Single.Earth's Digital Twin represents a hierarchical physical system state. It is updated in near real-time and/or sporadically utilizing input from big data, including ground-based human observations, sensor-based observations (spaceborne or ground-based), models and human decisions. Such a system state is defined by models representing current land use, land cover, and ecosystem parameters (such as carbon removal and storage and biodiversity status) that are applied to the digital twin at different temporal and spatial scales. Human decisions are used to update the structure of the model(s) associated with the digital twin.
Figure below: Conceptual workflow of the constantly updated Digital Twin.
Our digital twin is designed to guarantee complete transparency, be highly reproducible, and be constantly updated and improved. The transparency and reproducibility of our methods are made possible by storing all the parameters and processes that make up the digital twin in an open-access GitHub repository and creating a cryptographically verifiable reference to these resources on the blockchain.
The constant updates and improvements are made possible thanks to big data repositories that are periodically updated, and to the endless effort of our scientific and technology teams who constantly experiment and develop new solutions in collaboration with partners.
Bi-weekly, we monitor the intactness of the forest canopy cover of the lands onboarded to the Single.Earth platform with our in-house monitoring tool that utilizes satellite data (Sentinel-1) and machine learning models. Single.Earth uses annually updated global forest loss datasets from Landsat time-series imagery to monitor forest cover. These datasets, referred to as the Hansen map, are high-resolution maps that cover all global land except Antarctica and several arctic islands. These maps generate the estimation of tree cover extent, loss (a stand-replacement disturbance that includes natural (e.g., fire or storm damage, and diebacks due to disease) and anthropogenic (e.g., mechanical removal) disturbances that are observable in Landsat imagery) and gain (a non-forest to forest change, which includes observable gains in tree cover after harvest and other disturbances) at a spatial resolution equal to a Landsat pixel of 30 m.
Curtis, P. G., Slay, C. M., Harris, N. L., Tyukavina, A., & Hansen, M. C. (2018). Classifying drivers of global forest loss. Science, 361(6407), 1108-1111.
Hansen, M. C., Potapov, P. V., Moore, R., Hancher, M., Turubanova, S. A., Tyukavina, A.,
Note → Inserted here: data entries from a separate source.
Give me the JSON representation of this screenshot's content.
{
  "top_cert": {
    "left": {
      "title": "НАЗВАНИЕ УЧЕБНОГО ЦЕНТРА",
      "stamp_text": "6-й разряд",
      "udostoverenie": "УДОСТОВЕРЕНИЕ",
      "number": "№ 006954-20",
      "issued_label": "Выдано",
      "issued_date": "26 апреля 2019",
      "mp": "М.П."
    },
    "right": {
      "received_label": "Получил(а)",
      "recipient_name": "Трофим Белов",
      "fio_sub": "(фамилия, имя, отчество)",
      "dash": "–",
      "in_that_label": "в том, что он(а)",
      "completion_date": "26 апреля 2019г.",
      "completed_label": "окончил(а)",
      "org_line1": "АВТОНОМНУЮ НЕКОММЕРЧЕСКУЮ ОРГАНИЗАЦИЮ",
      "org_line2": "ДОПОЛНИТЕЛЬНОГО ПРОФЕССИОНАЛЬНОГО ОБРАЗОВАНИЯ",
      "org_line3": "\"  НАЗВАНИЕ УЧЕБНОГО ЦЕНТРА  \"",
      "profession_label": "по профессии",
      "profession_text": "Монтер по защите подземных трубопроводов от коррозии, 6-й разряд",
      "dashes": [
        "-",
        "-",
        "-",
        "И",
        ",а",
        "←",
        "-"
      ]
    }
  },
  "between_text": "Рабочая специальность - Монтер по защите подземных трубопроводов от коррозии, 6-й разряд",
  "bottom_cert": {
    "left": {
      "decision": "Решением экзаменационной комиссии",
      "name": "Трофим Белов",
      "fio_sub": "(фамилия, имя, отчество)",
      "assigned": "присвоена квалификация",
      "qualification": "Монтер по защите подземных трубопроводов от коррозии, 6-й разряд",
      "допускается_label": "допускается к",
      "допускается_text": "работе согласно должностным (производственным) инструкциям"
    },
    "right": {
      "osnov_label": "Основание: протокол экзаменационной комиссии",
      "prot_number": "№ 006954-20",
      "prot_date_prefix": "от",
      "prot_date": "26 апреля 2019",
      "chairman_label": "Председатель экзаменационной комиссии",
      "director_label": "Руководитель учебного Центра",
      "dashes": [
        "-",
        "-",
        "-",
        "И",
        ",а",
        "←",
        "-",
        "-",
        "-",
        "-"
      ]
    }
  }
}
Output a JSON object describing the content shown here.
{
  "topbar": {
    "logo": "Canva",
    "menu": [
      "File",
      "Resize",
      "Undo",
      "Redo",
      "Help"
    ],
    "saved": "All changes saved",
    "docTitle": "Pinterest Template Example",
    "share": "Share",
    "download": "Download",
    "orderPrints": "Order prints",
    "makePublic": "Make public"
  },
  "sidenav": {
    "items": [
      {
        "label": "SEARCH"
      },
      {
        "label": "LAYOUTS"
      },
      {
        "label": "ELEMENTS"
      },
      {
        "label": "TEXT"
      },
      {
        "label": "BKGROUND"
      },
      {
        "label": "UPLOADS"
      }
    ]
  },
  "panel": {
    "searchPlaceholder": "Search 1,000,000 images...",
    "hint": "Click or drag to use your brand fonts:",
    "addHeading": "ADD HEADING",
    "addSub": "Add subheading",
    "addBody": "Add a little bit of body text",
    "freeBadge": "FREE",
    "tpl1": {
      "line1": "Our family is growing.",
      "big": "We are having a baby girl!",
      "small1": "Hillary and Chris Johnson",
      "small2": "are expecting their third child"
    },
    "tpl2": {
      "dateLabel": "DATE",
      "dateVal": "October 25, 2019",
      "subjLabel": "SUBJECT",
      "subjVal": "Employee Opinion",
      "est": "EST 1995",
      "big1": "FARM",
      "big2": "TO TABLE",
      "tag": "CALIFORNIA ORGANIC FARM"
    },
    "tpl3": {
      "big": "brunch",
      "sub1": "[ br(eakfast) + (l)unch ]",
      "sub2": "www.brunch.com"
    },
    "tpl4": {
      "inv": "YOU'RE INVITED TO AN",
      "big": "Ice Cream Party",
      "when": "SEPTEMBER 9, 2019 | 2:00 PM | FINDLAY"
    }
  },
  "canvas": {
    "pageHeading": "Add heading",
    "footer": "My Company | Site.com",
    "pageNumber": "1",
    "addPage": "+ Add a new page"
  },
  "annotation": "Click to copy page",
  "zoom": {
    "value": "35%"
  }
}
... Townshend, J. R. G. (2013). High-Resolution Global Maps of 21st-Century Forest Cover Change. Science, 342(6160), 850-853. https://doi.org/10.1126/science.1244693